#### WHAT YOU HAVE TO DO:
Only one thing is required: the number of lines in the entries below that contain "chevron".

#### DATA FOR THIS TASK:
====================

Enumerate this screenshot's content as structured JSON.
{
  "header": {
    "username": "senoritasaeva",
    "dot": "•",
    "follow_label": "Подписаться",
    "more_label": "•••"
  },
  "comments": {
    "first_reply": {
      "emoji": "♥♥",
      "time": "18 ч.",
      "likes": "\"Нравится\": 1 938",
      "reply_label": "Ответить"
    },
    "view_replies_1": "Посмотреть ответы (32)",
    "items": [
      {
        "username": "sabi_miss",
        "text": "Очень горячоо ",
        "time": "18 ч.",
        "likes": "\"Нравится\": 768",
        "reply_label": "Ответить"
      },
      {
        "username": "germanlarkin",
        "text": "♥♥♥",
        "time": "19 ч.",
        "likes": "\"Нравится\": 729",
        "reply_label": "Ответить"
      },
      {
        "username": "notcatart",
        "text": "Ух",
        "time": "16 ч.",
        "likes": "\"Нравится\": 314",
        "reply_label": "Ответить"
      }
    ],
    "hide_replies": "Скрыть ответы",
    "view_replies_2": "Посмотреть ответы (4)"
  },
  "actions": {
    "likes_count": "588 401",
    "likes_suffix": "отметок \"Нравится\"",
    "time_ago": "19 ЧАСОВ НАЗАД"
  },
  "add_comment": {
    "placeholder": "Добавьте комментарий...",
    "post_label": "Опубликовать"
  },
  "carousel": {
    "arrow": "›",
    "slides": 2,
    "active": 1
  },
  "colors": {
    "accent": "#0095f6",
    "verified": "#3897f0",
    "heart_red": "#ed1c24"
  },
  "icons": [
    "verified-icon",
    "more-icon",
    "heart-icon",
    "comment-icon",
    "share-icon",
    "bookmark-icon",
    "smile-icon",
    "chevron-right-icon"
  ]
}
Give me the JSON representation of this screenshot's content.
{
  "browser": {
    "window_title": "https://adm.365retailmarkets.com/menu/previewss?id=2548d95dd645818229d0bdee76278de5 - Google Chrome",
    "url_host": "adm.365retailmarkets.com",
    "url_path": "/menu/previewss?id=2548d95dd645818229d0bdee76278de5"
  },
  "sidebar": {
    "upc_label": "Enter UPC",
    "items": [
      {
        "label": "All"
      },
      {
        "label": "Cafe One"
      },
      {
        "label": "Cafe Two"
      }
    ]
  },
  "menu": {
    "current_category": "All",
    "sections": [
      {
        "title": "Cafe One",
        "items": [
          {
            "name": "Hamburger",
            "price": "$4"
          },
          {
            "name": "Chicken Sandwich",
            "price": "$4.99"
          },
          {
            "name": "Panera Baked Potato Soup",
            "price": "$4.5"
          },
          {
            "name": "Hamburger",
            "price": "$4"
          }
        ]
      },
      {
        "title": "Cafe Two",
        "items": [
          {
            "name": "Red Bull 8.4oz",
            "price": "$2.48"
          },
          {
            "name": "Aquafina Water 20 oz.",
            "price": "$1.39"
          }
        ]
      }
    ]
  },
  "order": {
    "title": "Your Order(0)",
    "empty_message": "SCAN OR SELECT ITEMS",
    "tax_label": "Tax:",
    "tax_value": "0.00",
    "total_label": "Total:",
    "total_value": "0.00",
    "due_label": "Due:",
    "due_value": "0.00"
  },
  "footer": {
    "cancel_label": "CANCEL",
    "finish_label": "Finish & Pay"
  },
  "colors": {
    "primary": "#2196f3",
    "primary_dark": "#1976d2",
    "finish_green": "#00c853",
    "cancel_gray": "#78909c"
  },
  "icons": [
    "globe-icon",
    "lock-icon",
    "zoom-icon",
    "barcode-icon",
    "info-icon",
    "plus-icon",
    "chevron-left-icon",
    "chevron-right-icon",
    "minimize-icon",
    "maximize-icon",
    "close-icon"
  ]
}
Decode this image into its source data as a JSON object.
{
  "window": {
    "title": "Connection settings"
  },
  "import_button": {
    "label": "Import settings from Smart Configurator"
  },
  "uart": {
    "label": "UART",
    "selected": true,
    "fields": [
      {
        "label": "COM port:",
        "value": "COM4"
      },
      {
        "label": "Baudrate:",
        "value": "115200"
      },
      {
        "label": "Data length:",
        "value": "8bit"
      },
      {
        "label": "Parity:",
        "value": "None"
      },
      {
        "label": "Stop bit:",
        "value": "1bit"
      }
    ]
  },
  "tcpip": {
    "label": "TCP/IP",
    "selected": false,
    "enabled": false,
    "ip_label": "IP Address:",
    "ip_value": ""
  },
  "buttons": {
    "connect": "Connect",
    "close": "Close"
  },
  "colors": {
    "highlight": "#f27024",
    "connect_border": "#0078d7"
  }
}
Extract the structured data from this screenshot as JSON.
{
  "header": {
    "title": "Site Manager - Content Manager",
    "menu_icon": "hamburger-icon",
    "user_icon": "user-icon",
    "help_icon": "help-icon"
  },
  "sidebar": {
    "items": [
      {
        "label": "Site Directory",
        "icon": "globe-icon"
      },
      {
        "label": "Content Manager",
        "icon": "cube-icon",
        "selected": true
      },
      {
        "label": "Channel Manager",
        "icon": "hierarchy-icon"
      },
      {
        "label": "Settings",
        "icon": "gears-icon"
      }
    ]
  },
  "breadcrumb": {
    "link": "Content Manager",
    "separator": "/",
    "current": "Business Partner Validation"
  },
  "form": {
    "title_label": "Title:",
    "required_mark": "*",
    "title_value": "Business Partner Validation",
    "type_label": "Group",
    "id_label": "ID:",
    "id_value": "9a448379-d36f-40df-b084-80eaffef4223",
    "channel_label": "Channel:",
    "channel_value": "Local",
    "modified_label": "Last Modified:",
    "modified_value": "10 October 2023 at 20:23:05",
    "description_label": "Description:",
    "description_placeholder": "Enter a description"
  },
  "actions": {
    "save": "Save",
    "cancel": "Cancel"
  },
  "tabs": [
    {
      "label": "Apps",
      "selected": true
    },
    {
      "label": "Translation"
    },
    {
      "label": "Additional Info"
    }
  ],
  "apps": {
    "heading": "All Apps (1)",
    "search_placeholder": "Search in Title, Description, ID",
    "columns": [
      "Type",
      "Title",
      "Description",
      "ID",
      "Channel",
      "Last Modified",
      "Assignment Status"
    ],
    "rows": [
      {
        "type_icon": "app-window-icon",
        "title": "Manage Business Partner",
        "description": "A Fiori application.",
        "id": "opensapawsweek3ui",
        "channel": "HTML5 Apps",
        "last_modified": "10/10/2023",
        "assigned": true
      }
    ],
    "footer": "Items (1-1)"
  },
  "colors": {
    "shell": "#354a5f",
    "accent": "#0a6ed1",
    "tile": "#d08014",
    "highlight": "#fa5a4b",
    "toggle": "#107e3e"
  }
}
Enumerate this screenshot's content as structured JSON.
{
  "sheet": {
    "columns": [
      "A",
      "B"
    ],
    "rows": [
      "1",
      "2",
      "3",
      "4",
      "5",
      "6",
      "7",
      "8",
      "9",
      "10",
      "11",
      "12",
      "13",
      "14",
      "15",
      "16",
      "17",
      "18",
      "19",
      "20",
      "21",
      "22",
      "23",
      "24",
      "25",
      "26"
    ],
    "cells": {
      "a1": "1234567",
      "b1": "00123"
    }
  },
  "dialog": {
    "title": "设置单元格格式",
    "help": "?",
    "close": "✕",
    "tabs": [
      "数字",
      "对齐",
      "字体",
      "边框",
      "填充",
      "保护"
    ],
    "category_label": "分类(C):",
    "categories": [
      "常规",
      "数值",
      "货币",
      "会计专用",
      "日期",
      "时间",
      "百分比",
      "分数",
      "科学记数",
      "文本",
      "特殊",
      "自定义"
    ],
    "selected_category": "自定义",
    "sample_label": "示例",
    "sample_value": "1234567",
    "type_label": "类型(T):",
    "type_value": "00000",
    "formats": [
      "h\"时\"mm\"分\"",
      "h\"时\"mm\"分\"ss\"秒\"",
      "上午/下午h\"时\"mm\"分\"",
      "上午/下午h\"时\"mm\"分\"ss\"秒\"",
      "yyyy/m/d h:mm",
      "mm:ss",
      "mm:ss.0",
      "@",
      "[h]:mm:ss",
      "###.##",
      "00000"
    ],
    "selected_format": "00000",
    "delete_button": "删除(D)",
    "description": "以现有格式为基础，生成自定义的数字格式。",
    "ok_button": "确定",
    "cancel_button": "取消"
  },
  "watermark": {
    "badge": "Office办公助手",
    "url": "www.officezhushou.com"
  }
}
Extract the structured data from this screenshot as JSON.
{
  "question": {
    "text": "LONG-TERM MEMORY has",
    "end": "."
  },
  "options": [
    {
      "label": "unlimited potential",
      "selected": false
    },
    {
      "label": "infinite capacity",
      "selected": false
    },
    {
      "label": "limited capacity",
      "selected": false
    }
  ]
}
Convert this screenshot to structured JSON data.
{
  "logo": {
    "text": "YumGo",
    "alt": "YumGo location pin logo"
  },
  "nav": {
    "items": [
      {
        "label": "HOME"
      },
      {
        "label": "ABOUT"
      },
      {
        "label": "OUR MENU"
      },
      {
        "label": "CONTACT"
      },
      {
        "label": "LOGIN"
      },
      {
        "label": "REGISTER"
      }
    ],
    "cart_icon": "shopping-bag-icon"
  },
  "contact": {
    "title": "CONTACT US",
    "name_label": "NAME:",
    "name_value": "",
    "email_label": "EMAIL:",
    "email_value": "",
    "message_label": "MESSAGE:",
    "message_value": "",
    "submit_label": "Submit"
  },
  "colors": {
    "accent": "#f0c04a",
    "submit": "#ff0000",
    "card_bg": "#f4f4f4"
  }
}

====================

#### RESPONSE:
3